Your goal: Find the lines of data that contain the string "screenshot", then list them.

▬▬▬▬▬▬

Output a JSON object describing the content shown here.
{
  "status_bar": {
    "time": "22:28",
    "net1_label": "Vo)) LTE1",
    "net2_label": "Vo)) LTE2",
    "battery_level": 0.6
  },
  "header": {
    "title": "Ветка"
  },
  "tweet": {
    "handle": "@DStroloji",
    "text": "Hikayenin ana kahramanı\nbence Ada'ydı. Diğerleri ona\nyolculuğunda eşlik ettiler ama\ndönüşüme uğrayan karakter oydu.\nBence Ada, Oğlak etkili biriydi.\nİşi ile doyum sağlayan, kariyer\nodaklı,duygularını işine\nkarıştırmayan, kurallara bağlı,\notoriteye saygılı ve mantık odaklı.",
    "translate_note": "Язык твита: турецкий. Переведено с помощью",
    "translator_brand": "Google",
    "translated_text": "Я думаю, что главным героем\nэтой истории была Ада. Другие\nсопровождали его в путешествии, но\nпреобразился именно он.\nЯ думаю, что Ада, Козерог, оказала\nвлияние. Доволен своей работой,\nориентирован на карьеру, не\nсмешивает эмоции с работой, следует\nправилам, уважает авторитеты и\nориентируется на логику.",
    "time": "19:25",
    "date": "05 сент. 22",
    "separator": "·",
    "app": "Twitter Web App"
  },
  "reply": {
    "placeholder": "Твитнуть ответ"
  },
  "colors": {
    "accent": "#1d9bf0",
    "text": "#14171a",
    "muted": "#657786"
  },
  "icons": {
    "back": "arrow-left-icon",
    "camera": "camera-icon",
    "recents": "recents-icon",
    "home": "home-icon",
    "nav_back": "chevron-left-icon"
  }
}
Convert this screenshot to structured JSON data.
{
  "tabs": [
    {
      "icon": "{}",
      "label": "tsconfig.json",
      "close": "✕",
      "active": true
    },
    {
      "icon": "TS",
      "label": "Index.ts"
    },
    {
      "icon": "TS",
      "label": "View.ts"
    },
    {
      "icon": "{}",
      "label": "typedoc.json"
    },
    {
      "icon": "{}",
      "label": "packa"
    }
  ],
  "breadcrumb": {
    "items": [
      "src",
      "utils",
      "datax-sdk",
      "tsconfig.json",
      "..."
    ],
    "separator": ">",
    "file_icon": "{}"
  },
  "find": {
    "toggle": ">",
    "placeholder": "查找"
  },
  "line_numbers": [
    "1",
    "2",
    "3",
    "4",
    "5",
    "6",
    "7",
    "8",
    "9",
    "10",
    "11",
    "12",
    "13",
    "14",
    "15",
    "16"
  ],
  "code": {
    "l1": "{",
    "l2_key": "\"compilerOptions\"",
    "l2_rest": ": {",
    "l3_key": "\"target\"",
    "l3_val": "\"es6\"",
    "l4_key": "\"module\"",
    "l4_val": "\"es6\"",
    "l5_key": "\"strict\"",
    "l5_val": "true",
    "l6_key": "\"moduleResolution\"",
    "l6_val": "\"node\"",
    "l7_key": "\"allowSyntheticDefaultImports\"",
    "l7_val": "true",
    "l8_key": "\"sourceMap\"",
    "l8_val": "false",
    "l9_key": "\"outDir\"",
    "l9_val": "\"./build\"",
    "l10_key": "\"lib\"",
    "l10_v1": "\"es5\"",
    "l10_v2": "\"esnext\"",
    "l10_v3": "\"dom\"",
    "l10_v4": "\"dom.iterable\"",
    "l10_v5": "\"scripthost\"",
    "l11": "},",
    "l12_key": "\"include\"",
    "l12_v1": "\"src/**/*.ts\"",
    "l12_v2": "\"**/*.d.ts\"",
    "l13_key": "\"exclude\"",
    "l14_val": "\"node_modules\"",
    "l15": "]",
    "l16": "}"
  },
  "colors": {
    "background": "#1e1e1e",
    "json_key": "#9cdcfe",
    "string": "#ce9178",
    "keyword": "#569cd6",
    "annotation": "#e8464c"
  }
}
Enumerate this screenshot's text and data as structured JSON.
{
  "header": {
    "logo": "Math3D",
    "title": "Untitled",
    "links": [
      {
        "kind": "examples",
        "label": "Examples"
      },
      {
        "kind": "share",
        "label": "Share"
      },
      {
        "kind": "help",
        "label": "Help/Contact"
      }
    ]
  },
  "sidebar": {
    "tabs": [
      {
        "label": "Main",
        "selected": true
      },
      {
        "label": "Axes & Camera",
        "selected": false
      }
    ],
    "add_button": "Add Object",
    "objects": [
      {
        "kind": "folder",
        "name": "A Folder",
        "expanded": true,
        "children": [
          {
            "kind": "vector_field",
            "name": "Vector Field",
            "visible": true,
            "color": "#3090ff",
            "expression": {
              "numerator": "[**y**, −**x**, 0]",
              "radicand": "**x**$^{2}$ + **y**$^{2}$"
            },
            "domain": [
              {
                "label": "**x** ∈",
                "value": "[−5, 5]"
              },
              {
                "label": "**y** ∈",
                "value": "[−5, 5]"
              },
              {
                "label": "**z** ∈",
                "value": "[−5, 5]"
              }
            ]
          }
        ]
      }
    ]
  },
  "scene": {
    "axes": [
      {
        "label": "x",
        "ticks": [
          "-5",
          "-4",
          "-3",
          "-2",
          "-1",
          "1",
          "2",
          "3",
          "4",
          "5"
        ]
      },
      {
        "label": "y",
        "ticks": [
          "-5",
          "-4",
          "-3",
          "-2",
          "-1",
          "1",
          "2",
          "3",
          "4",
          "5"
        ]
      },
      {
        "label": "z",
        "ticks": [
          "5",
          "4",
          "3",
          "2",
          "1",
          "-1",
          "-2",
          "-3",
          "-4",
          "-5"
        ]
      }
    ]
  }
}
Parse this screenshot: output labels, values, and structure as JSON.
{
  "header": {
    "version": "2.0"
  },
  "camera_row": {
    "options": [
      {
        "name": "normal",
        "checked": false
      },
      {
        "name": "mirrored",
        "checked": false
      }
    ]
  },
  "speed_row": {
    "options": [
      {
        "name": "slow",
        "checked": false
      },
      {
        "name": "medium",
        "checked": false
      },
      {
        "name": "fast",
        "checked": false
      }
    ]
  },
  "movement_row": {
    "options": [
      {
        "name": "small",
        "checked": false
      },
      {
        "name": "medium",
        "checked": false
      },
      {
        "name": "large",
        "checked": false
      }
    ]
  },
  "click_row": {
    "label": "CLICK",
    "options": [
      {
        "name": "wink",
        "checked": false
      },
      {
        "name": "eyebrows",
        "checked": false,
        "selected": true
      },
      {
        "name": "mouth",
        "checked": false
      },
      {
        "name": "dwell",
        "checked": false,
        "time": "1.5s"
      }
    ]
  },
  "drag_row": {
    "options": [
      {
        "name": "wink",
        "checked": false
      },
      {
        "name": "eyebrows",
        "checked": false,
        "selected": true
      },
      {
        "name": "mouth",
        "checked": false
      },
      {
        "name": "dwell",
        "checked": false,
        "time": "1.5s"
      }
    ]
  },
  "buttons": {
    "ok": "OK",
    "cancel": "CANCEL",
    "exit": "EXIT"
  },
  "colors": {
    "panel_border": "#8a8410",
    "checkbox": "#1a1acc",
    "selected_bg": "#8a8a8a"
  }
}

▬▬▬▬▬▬

Written response:
Convert this screenshot to structured JSON data.
Enumerate this screenshot's text and data as structured JSON.
Parse this screenshot: output labels, values, and structure as JSON.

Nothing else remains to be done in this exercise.